Carl Frampton barely had time to remove his hand wraps after his superb win over Leo Santa Cruz before being asked who he would like to fight next.
Not that the Belfast man seemed to mind.
Understandably, he was beside himself with delight having produced a magnificent display to secure a points victory over the previously-undefeated Mexican and in doing so, become the first Northern Irishman to win world titles in two divisions.
His manager and mentor Barry McGuigan, who won the same WBA title back in 1985, was in tears, as were many members of the ‘Jackal Army’ who had done their best to transform the atmosphere at New York’s Barclays Center into something more reminiscent of the King’s Hall in Belfast.
Frampton has now won three world titles across the super-bantamweight and featherweight divisions and while it is to be hoped that the 29-year-old is managing to savour the moment, the boxing media is, inevitably, already busy planning out his next step.
The 29-year-old himself seems to favour a re-match with Santa Cruz in Belfast and this would seem particularly fitting given that the Frampton fight was a voluntary rather than a mandatory defence for the man from Huetamo.
There was no lack of mutual respect between the two men before, during and after the fight and it would come as a major surprise if they did not meet again, possibly before the end of the year.
“I wanted to be in with true champions like Leo Santa Cruz,” said Frampton, post-fight.
“This guy is a three-weight world champion.
“He is a true warrior and I respect him a hell of a lot.
“I would love to bring him to Belfast and show them an amazing fighter.”
But Frampton also has plenty of other options to consider, including a potentially mouth-watering showdown with current IBF World Featherweight champion, Lee Selby.
A good relationship already exists between the two camps and a clash with the 29-year-old Welshman, possibly at Cardiff’s Principality Stadium, would undoubtedly do very big business indeed.
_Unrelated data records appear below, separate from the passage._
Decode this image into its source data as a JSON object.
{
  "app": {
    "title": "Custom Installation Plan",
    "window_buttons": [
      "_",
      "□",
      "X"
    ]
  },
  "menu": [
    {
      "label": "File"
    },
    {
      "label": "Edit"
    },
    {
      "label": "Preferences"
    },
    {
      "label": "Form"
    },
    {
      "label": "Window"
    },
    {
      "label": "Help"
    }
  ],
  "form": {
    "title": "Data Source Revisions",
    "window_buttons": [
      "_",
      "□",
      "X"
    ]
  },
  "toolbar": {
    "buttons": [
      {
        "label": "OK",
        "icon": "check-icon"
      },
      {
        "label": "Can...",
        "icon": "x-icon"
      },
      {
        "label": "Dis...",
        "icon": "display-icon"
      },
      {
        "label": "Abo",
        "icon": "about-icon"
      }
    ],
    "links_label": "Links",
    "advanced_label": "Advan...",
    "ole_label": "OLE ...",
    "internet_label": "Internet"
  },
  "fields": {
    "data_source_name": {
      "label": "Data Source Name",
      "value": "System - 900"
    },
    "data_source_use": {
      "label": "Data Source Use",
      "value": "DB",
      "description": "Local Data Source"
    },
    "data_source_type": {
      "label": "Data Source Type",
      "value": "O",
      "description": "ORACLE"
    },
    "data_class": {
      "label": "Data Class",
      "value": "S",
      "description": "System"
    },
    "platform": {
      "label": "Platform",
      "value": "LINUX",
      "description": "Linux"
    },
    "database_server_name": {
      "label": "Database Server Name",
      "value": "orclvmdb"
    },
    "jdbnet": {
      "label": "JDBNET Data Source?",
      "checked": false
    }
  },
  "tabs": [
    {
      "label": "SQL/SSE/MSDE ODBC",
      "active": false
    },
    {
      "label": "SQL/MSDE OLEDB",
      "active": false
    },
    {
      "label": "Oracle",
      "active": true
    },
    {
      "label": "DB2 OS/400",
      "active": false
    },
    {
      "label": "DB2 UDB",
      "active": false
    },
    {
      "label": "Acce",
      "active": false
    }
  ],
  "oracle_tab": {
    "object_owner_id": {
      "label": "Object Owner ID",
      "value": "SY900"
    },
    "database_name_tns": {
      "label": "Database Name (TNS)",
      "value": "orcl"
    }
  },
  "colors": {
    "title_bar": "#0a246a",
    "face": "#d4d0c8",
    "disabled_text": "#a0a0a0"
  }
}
Guillermo Rigondeaux has also been mentioned as a possible opponent in the past, though McGuigan has openly admitted that he feels the potential risk of tackling the notoriously awkward Cuban would outweighs the rewards given the 35-year-old’s relative lack of box office appeal.
Then there’s Gary Russell Jnr, the current world number one in the featherweight division, who boasts a 27-1 record and would provide Frampton with a tough but potentially highly-lucrative test, possibly in Las Vegas.
One man for whom Frampton’s victory over Santa Cruz was bad news, however, is Scott Quigg.
The Bolton fighter is desperate to face the Ulsterman again following his points defeat earlier this year, but there is now little danger of that happening any time soon, or even at all.
Frampton simply has bigger fish to fry.
But while Frampton is on top of the world, spare a thought for Patrick Hyland whose career may well be over.
The Jobstown man was systematically broken up by WBC International and European Featherweight champion, Josh Warrington, on Saturday, eventually succumbing in the ninth as his corner prepared to throw in the towel.
The defeat came on the back of a brutal second round knockout at the hands of Russell Jnr in April and at 32, the feeling is that Hyland could be poised to hang up his gloves.